Situated on the banks of the Edogawa, Shibamata is at the exact point where Chiba becomes Tokyo. Although quite small, and rather sleepy, this is a top spot to see a traditional side to Japan that can be difficult to find further into the capital.
Due to its location, the town doesn’t attract as many tourists as other similar spots such as Asakusa, as people either see it as a bit out of the way, or are oblivious to its existence. For local businesses this could be seen as a problem, but for the traveller it’s a blessing. During weekdays, it’s practically empty, and although the weekend sees its fair share of visitors, it isn’t to the extent that you’re getting out of people’s way more than you’re taking in the sites.
Shibamata station can be accessed on the Keisei-Kanamachi line. You can also go to Shin-Shibamata station, on the Hokuso line, but it’s about a fifteen minute walk from there to the action. Either way it’s only about 25 minutes from Ueno, which makes me wonder why it isn’t a more visited spot.
The first port of call is the Taishakuten-Sando; a winding, pedestrianised street leading from the station. On either side there are shops selling souvenirs, and different Japanese snacks. If you’re hankering for some pickles, for example, you will not be disappointed here.
As ever in Japan, the owners of these stores are standing at the front, trying to lure you in with their polite and jovial welcomes. It’s a fun walk not just for the products on offer, but for the atmosphere generated.
There are also some old-style restaurants here, with soba being a particularly popular option. On top of this, the air is filled with the aroma of grilled meat, as some places cook their yakiniku outside, hoping passers-by will follow their nose towards some chicken skewers.
At the end of the street is probably Shibamata’s main attraction, Taishakuten Daikyoji, a beautiful temple in the middle of one of the most peaceful religious sites that I’ve visited in the whole country. You don’t have to enter the temple itself to enjoy the place, as there are serene gardens surrounding the structure, and even a sculpture gallery should you want a quick fix of art.

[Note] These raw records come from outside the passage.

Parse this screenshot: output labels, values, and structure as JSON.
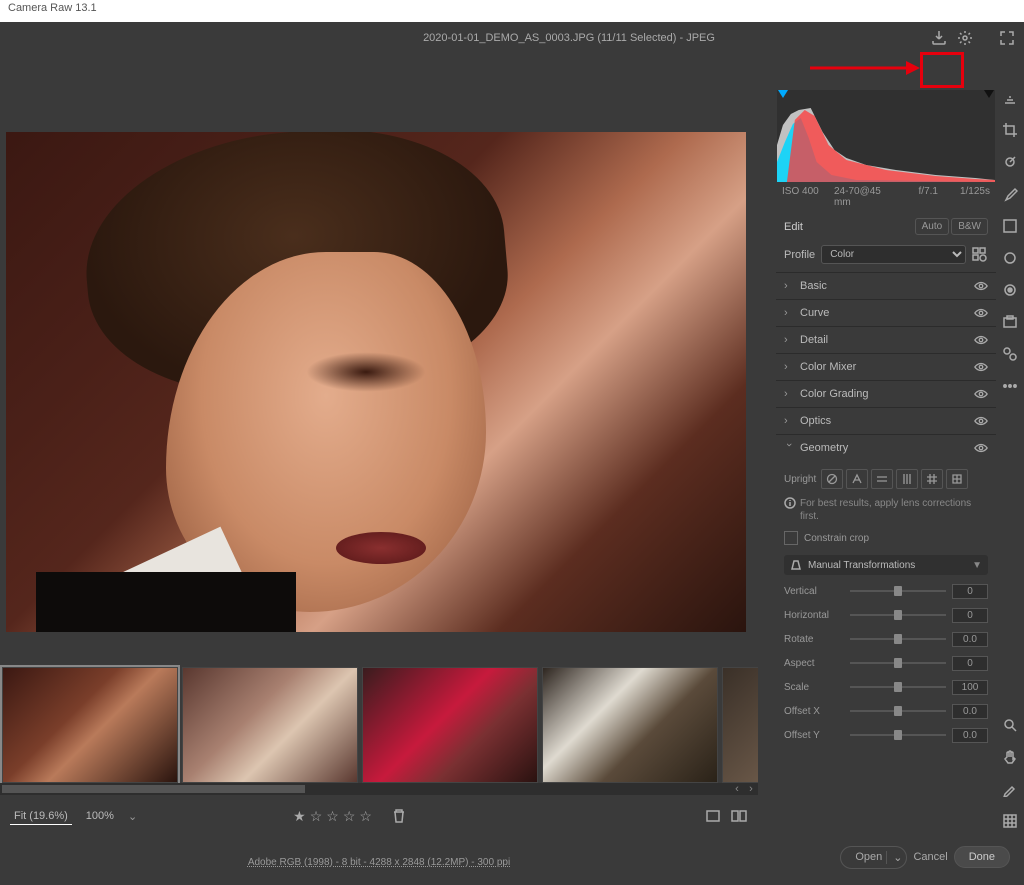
{
  "title": "Camera Raw 13.1",
  "file_info": "2020-01-01_DEMO_AS_0003.JPG (11/11 Selected)  -  JPEG",
  "metadata": {
    "iso": "ISO 400",
    "lens": "24-70@45 mm",
    "aperture": "f/7.1",
    "shutter": "1/125s"
  },
  "edit": {
    "label": "Edit",
    "auto": "Auto",
    "bw": "B&W"
  },
  "profile": {
    "label": "Profile",
    "selected": "Color"
  },
  "sections": {
    "basic": "Basic",
    "curve": "Curve",
    "detail": "Detail",
    "color_mixer": "Color Mixer",
    "color_grading": "Color Grading",
    "optics": "Optics",
    "geometry": "Geometry"
  },
  "geometry": {
    "upright": "Upright",
    "hint": "For best results, apply lens corrections first.",
    "constrain": "Constrain crop",
    "mt_header": "Manual Transformations",
    "sliders": [
      {
        "label": "Vertical",
        "value": "0"
      },
      {
        "label": "Horizontal",
        "value": "0"
      },
      {
        "label": "Rotate",
        "value": "0.0"
      },
      {
        "label": "Aspect",
        "value": "0"
      },
      {
        "label": "Scale",
        "value": "100"
      },
      {
        "label": "Offset X",
        "value": "0.0"
      },
      {
        "label": "Offset Y",
        "value": "0.0"
      }
    ]
  },
  "zoom": {
    "fit": "Fit (19.6%)",
    "pct": "100%"
  },
  "bottom_info": "Adobe RGB (1998) - 8 bit - 4288 x 2848 (12.2MP) - 300 ppi",
  "buttons": {
    "open": "Open",
    "cancel": "Cancel",
    "done": "Done"
  }
}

A nice backdrop to the walk is that the area is famous for a series of classic films, Otoko wa tsurai yoor It’s Tough Being a Man in English. There’s a statue of the main character, Tora-san, at the station, and numerous caricatures on sale. Pretty much everything you walk past was featured in the films.
There is even a Tora-san museum behind the temple grounds for anyone with a keen interest in the series. If you don’t, or have never seen any of them, then there are Japanese gardens nearby which are free to enter, and tranquil; perfect for a wander around.
From there, it’s not a long walk to the river. It’s a popular place to go for a cycle, play a casual bit of sport, or even have a picnic. It is also the site of an old ferry landing for farmers, and if you feel like it, you can get a short ride across the river in one of the traditional boats used for the journey.
The chances are you’ll be pretty tired after all the walking around, and possibly a little dazed after such a peaceful experience. The perfect time, then, to go for a sit-down and a cup of tea or coffee.
And if this is the case, you’re in luck. Near Shin-Shibamata station there is a French cake shop called Biscuit. The shop itself is quite famous around these parts, and can be quite busy. If you can get into the little café at the side, though, you’re in for a treat.
The coffee is good, and the cakes are fantastic. Fruity, creamy, or chocolaty; whatever your taste you’re well catered for. I’ve been in the café when I’ve not even been hungry, and I could honestly eat everything in there if I was given the chance.
It’s the perfect way to end a day in which you feel like you’ve stepped back in time. Shibamata is certainly a good place to go for those looking for a slightly quieter glimpse into Japan’s past.